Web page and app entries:
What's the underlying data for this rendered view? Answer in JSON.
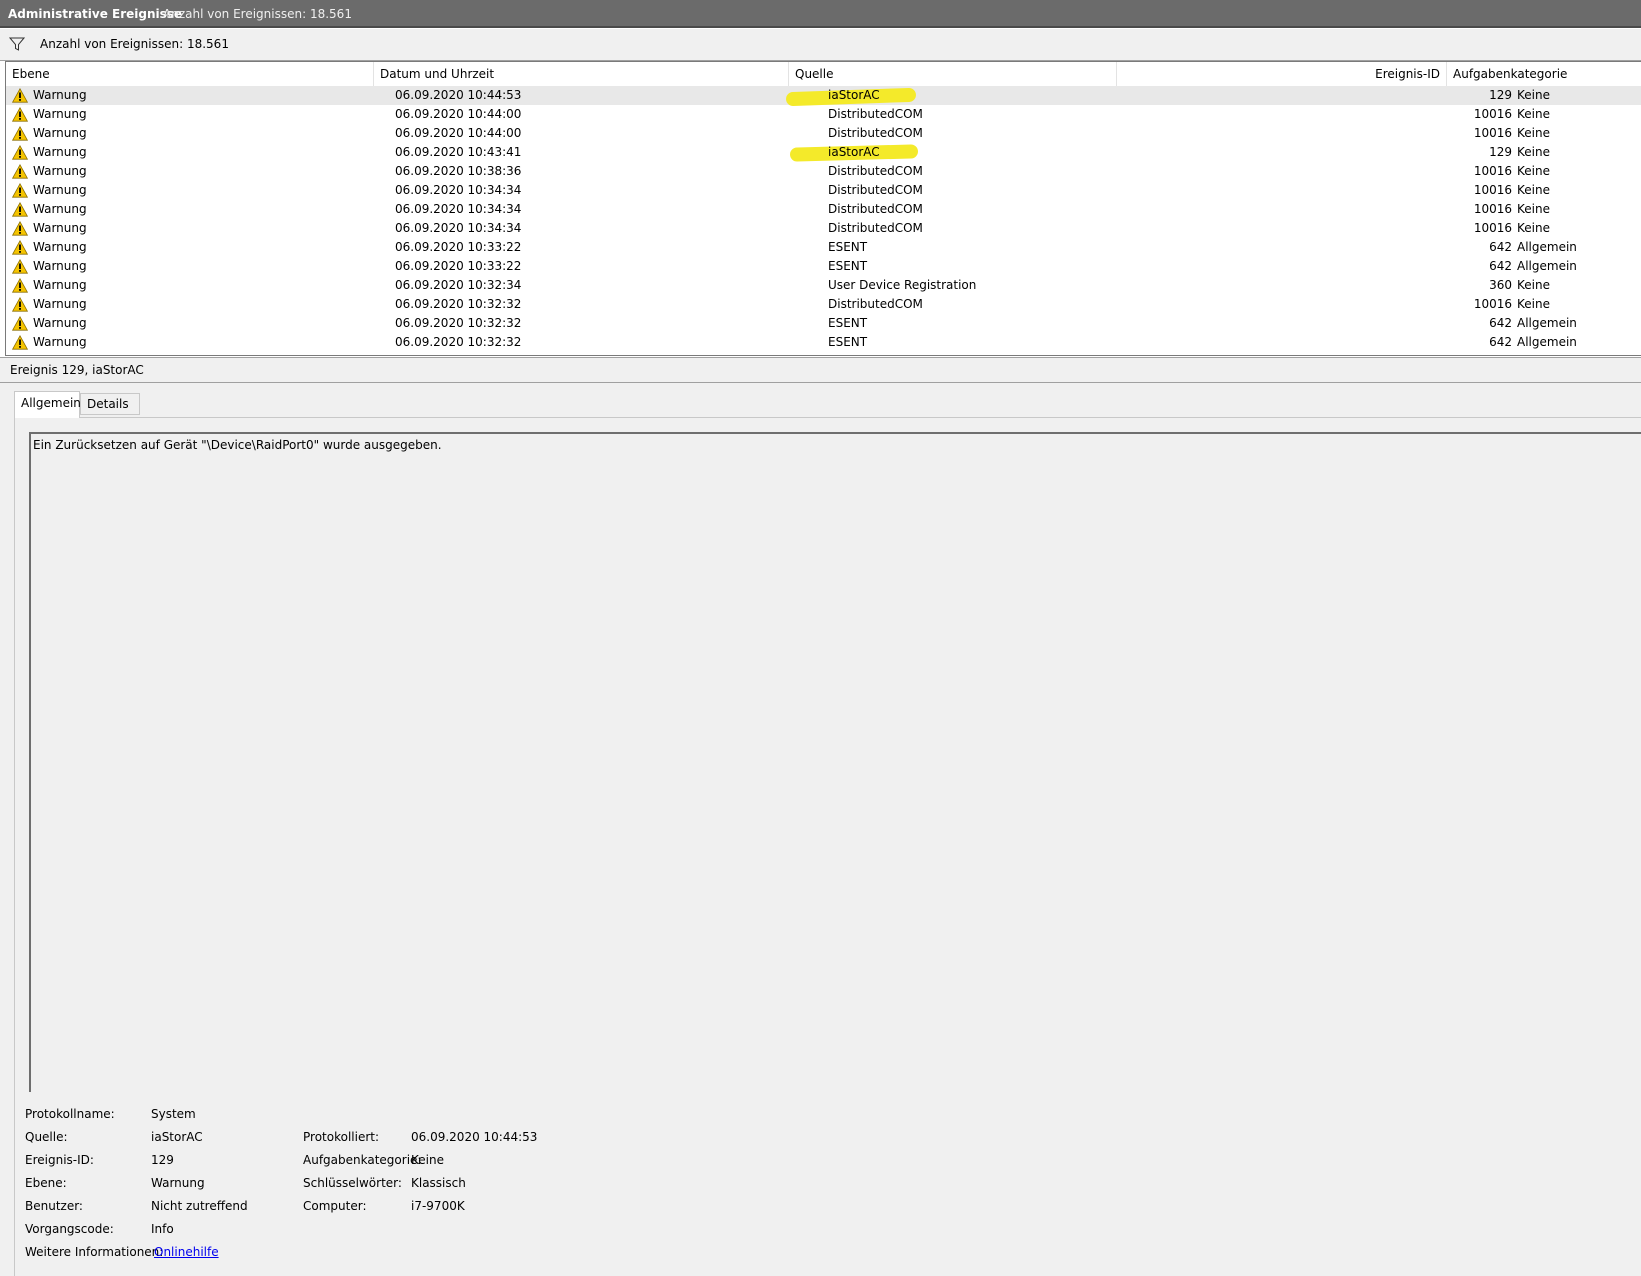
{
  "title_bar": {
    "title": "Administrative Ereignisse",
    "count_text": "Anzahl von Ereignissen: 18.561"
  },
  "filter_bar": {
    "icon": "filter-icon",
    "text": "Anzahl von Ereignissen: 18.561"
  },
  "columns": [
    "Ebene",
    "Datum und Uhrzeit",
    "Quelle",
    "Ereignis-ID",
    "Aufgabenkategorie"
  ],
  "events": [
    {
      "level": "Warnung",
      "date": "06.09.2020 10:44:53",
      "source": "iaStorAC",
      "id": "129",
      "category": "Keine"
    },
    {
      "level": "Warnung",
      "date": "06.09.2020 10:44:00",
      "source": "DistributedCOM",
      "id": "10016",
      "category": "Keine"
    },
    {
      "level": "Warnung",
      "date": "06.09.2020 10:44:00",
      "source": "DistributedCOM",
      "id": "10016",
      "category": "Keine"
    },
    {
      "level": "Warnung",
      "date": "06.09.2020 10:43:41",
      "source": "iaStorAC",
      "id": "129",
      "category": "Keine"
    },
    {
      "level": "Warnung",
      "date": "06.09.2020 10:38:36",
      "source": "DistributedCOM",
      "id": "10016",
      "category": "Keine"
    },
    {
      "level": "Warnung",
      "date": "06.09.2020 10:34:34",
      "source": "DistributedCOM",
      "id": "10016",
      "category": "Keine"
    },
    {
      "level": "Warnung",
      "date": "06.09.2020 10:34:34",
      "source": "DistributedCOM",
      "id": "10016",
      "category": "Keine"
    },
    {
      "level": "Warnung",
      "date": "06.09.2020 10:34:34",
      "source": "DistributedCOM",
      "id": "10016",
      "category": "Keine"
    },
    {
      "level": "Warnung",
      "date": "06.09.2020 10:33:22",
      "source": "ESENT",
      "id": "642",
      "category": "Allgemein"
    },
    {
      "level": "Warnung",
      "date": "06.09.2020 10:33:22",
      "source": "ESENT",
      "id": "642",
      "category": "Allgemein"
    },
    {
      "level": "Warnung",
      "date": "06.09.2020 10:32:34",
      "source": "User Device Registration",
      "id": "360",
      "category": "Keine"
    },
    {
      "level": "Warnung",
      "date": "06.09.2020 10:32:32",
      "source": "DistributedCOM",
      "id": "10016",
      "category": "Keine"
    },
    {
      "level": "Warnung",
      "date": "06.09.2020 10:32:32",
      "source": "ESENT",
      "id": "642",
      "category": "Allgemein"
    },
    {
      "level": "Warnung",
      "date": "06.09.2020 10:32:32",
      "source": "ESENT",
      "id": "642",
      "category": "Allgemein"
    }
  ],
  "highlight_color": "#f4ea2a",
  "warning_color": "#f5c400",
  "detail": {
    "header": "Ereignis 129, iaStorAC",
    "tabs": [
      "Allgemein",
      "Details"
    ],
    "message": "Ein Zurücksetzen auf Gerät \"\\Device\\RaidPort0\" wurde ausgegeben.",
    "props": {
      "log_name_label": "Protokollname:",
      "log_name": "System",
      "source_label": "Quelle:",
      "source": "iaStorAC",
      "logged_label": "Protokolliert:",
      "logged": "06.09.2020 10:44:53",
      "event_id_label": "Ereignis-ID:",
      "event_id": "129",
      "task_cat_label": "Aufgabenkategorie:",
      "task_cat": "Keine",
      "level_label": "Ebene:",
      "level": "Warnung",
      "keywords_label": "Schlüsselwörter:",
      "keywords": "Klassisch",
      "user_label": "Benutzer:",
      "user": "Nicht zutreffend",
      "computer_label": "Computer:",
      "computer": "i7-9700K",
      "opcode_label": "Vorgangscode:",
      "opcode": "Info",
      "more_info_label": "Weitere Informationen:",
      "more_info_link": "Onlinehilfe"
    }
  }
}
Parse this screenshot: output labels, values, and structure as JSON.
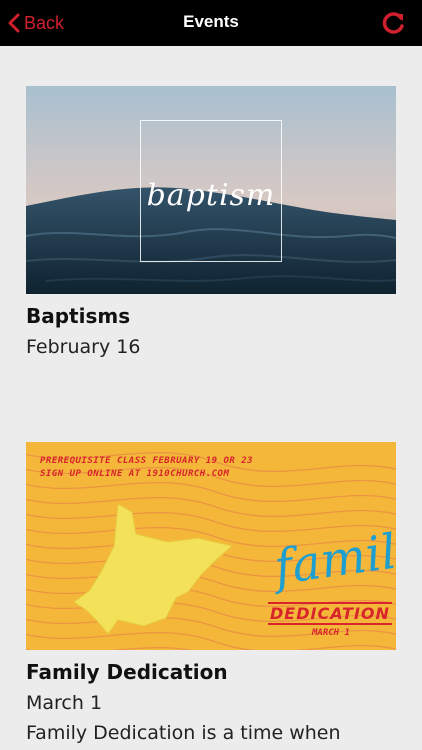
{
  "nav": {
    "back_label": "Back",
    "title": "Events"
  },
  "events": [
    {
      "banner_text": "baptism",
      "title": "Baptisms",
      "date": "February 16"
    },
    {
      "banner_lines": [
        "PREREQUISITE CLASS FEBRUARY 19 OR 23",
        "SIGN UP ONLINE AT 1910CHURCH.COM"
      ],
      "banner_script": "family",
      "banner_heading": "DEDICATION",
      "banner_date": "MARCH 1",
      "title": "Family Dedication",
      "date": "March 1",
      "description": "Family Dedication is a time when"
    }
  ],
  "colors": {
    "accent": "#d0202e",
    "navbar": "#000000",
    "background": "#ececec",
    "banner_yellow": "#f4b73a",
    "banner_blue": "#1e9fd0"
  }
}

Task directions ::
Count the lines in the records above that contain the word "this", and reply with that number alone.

Task solution ::
2